‘Just been told to wait on board for at least an hour,’ he said. ‘It’s getting very hot on here.’
Vladi Ibberson is currently stuck at Sofia airport in Bulgaria.
‘Two flights for the UK (Gatwick and Luton) are stuck with no information and 37C heat. Wish us luck.’
Susan Gilchrist is currently at Faro airport and said: ‘We were due to take off at 11.25am and sat at the gate for 40 mins, but have now been moved to a remote location.
‘We’ve had no update from this side but a friend is on an easy jet flight also at Faro and has been told to expect a six hour delay.’
News of the shutdown was leaked out by the Scottish airline Loganair, which shared the news on Twitter.
Loganair tweeted: ‘There has been a network-wide failure of UK air traffic control computer systems this morning.
‘Although we are hopeful of being able to operate most intra-Scotland flights on the basis of local coordination and with a minimum of disruption, north-south and international flights may be subject to delays.
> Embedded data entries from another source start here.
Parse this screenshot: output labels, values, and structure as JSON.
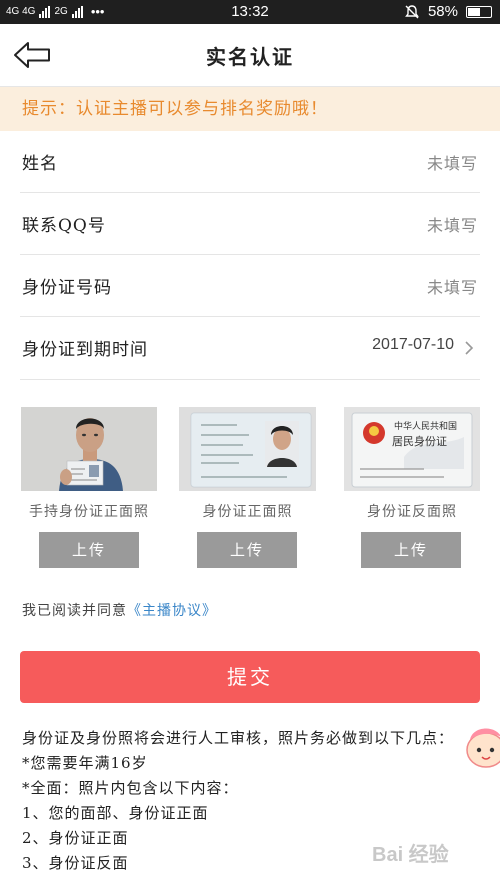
{
  "status_bar": {
    "network": "4G 4G",
    "network2": "2G",
    "dots": "•••",
    "time": "13:32",
    "battery": "58%",
    "battery_level": 0.58
  },
  "header": {
    "title": "实名认证"
  },
  "tip": {
    "text": "提示：认证主播可以参与排名奖励哦！"
  },
  "form": {
    "rows": [
      {
        "label": "姓名",
        "value": "未填写"
      },
      {
        "label": "联系QQ号",
        "value": "未填写"
      },
      {
        "label": "身份证号码",
        "value": "未填写"
      },
      {
        "label": "身份证到期时间",
        "value": "2017-07-10"
      }
    ]
  },
  "uploads": [
    {
      "caption": "手持身份证正面照",
      "button": "上传"
    },
    {
      "caption": "身份证正面照",
      "button": "上传"
    },
    {
      "caption": "身份证反面照",
      "button": "上传"
    }
  ],
  "id_card_back": {
    "line1": "中华人民共和国",
    "line2": "居民身份证"
  },
  "agreement": {
    "prefix": "我已阅读并同意",
    "link": "《主播协议》"
  },
  "submit": {
    "label": "提交"
  },
  "notes": [
    "身份证及身份照将会进行人工审核，照片务必做到以下几点：",
    "*您需要年满16岁",
    "*全面：照片内包含以下内容：",
    "1、您的面部、身份证正面",
    "2、身份证正面",
    "3、身份证反面"
  ],
  "watermark": "Bai 经验",
  "colors": {
    "accent": "#f65b5b",
    "tip_bg": "#fbeedd",
    "tip_text": "#e88a2e",
    "link": "#3a86c8",
    "upload_btn": "#9a9a9a"
  }
}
‘If you are flying with us today, please check our website for the latest information about your flight before setting off for the airport.’
British Airways said in a statement: ‘We are working closely with NATS to understand the impact of a technical issue that is affecting UK airspace and will keep our customers up to date with the latest information.’
NATS said: ‘We are currently experiencing a technical issue and have applied traffic flow restrictions to maintain safety. Engineers are working to find and fix the fault.
‘We apologise for any inconvenience this may cause.’
Jet2 said: ‘Please be aware that UK Air Traffic Control are reporting a significant failure of their systems resulting in significant delays to all flights departing and returning to the UK. Please see our website for further updates.’
An aviation expert shares a map showing the area that has been affected by the shutdown